Items listed in a dataset

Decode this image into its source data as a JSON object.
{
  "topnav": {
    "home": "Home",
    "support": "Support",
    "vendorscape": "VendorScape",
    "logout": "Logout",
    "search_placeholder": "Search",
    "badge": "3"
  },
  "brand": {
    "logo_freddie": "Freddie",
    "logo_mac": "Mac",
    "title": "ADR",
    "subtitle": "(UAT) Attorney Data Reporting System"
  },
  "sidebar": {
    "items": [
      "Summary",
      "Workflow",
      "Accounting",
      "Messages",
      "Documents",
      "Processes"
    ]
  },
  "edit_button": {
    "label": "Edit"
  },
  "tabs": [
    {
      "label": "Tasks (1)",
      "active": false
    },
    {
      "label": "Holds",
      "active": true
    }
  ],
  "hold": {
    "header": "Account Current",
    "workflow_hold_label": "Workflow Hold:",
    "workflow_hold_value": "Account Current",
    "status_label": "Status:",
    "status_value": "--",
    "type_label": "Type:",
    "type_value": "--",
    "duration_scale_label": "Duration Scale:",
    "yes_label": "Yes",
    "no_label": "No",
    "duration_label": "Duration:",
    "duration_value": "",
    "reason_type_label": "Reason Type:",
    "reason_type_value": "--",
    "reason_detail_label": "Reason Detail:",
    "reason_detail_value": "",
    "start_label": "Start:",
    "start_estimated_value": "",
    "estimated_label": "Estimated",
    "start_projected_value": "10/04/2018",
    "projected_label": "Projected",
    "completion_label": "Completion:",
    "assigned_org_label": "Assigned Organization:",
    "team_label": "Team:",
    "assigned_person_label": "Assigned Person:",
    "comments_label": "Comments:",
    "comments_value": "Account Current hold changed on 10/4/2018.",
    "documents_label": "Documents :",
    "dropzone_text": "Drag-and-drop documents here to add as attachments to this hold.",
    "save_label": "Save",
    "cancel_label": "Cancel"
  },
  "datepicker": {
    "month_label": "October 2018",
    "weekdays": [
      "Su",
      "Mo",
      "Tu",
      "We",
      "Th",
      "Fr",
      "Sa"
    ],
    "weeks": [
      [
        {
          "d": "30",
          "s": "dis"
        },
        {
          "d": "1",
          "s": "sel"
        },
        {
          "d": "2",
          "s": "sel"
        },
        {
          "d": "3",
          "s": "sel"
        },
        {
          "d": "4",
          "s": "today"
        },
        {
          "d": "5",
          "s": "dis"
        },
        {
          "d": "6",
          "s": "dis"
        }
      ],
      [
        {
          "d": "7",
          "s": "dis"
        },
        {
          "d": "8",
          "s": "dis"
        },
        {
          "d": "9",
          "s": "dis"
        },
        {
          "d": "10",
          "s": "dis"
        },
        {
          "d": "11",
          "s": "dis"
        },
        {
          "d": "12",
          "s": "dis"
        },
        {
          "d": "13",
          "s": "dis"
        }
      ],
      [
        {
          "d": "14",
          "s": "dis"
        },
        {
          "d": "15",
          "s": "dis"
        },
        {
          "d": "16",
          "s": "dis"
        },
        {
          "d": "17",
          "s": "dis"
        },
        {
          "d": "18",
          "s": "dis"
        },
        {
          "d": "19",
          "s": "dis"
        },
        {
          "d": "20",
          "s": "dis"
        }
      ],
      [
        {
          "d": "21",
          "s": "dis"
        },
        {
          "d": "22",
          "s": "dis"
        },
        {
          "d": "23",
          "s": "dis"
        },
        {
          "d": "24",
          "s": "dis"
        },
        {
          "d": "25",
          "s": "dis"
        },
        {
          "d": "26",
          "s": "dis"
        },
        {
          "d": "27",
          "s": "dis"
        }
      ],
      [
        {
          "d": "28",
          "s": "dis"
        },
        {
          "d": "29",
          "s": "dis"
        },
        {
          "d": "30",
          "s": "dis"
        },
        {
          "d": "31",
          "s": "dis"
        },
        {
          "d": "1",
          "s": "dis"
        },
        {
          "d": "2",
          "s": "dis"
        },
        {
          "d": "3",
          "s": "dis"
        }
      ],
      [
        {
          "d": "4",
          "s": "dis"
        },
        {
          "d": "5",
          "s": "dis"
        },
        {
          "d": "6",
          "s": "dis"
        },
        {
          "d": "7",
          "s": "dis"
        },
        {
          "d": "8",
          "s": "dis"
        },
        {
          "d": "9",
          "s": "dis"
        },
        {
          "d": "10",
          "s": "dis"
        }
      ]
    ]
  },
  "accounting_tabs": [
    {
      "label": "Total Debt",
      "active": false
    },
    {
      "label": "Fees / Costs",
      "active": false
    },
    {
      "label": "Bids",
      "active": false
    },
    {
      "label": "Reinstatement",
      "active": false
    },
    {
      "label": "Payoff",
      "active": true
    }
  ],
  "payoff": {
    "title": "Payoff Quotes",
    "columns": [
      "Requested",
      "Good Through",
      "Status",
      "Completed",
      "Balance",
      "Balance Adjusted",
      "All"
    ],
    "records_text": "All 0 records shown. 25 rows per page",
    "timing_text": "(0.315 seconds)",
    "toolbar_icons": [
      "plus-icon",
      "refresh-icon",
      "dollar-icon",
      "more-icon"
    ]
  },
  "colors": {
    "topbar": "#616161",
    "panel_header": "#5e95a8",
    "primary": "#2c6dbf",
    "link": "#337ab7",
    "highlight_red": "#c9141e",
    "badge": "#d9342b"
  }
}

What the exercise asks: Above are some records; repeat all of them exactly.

Answer section:
Decode this image into its source data as a JSON object.
{
  "topnav": {
    "home": "Home",
    "support": "Support",
    "vendorscape": "VendorScape",
    "logout": "Logout",
    "search_placeholder": "Search",
    "badge": "3"
  },
  "brand": {
    "logo_freddie": "Freddie",
    "logo_mac": "Mac",
    "title": "ADR",
    "subtitle": "(UAT) Attorney Data Reporting System"
  },
  "sidebar": {
    "items": [
      "Summary",
      "Workflow",
      "Accounting",
      "Messages",
      "Documents",
      "Processes"
    ]
  },
  "edit_button": {
    "label": "Edit"
  },
  "tabs": [
    {
      "label": "Tasks (1)",
      "active": false
    },
    {
      "label": "Holds",
      "active": true
    }
  ],
  "hold": {
    "header": "Account Current",
    "workflow_hold_label": "Workflow Hold:",
    "workflow_hold_value": "Account Current",
    "status_label": "Status:",
    "status_value": "--",
    "type_label": "Type:",
    "type_value": "--",
    "duration_scale_label": "Duration Scale:",
    "yes_label": "Yes",
    "no_label": "No",
    "duration_label": "Duration:",
    "duration_value": "",
    "reason_type_label": "Reason Type:",
    "reason_type_value": "--",
    "reason_detail_label": "Reason Detail:",
    "reason_detail_value": "",
    "start_label": "Start:",
    "start_estimated_value": "",
    "estimated_label": "Estimated",
    "start_projected_value": "10/04/2018",
    "projected_label": "Projected",
    "completion_label": "Completion:",
    "assigned_org_label": "Assigned Organization:",
    "team_label": "Team:",
    "assigned_person_label": "Assigned Person:",
    "comments_label": "Comments:",
    "comments_value": "Account Current hold changed on 10/4/2018.",
    "documents_label": "Documents :",
    "dropzone_text": "Drag-and-drop documents here to add as attachments to this hold.",
    "save_label": "Save",
    "cancel_label": "Cancel"
  },
  "datepicker": {
    "month_label": "October 2018",
    "weekdays": [
      "Su",
      "Mo",
      "Tu",
      "We",
      "Th",
      "Fr",
      "Sa"
    ],
    "weeks": [
      [
        {
          "d": "30",
          "s": "dis"
        },
        {
          "d": "1",
          "s": "sel"
        },
        {
          "d": "2",
          "s": "sel"
        },
        {
          "d": "3",
          "s": "sel"
        },
        {
          "d": "4",
          "s": "today"
        },
        {
          "d": "5",
          "s": "dis"
        },
        {
          "d": "6",
          "s": "dis"
        }
      ],
      [
        {
          "d": "7",
          "s": "dis"
        },
        {
          "d": "8",
          "s": "dis"
        },
        {
          "d": "9",
          "s": "dis"
        },
        {
          "d": "10",
          "s": "dis"
        },
        {
          "d": "11",
          "s": "dis"
        },
        {
          "d": "12",
          "s": "dis"
        },
        {
          "d": "13",
          "s": "dis"
        }
      ],
      [
        {
          "d": "14",
          "s": "dis"
        },
        {
          "d": "15",
          "s": "dis"
        },
        {
          "d": "16",
          "s": "dis"
        },
        {
          "d": "17",
          "s": "dis"
        },
        {
          "d": "18",
          "s": "dis"
        },
        {
          "d": "19",
          "s": "dis"
        },
        {
          "d": "20",
          "s": "dis"
        }
      ],
      [
        {
          "d": "21",
          "s": "dis"
        },
        {
          "d": "22",
          "s": "dis"
        },
        {
          "d": "23",
          "s": "dis"
        },
        {
          "d": "24",
          "s": "dis"
        },
        {
          "d": "25",
          "s": "dis"
        },
        {
          "d": "26",
          "s": "dis"
        },
        {
          "d": "27",
          "s": "dis"
        }
      ],
      [
        {
          "d": "28",
          "s": "dis"
        },
        {
          "d": "29",
          "s": "dis"
        },
        {
          "d": "30",
          "s": "dis"
        },
        {
          "d": "31",
          "s": "dis"
        },
        {
          "d": "1",
          "s": "dis"
        },
        {
          "d": "2",
          "s": "dis"
        },
        {
          "d": "3",
          "s": "dis"
        }
      ],
      [
        {
          "d": "4",
          "s": "dis"
        },
        {
          "d": "5",
          "s": "dis"
        },
        {
          "d": "6",
          "s": "dis"
        },
        {
          "d": "7",
          "s": "dis"
        },
        {
          "d": "8",
          "s": "dis"
        },
        {
          "d": "9",
          "s": "dis"
        },
        {
          "d": "10",
          "s": "dis"
        }
      ]
    ]
  },
  "accounting_tabs": [
    {
      "label": "Total Debt",
      "active": false
    },
    {
      "label": "Fees / Costs",
      "active": false
    },
    {
      "label": "Bids",
      "active": false
    },
    {
      "label": "Reinstatement",
      "active": false
    },
    {
      "label": "Payoff",
      "active": true
    }
  ],
  "payoff": {
    "title": "Payoff Quotes",
    "columns": [
      "Requested",
      "Good Through",
      "Status",
      "Completed",
      "Balance",
      "Balance Adjusted",
      "All"
    ],
    "records_text": "All 0 records shown. 25 rows per page",
    "timing_text": "(0.315 seconds)",
    "toolbar_icons": [
      "plus-icon",
      "refresh-icon",
      "dollar-icon",
      "more-icon"
    ]
  },
  "colors": {
    "topbar": "#616161",
    "panel_header": "#5e95a8",
    "primary": "#2c6dbf",
    "link": "#337ab7",
    "highlight_red": "#c9141e",
    "badge": "#d9342b"
  }
}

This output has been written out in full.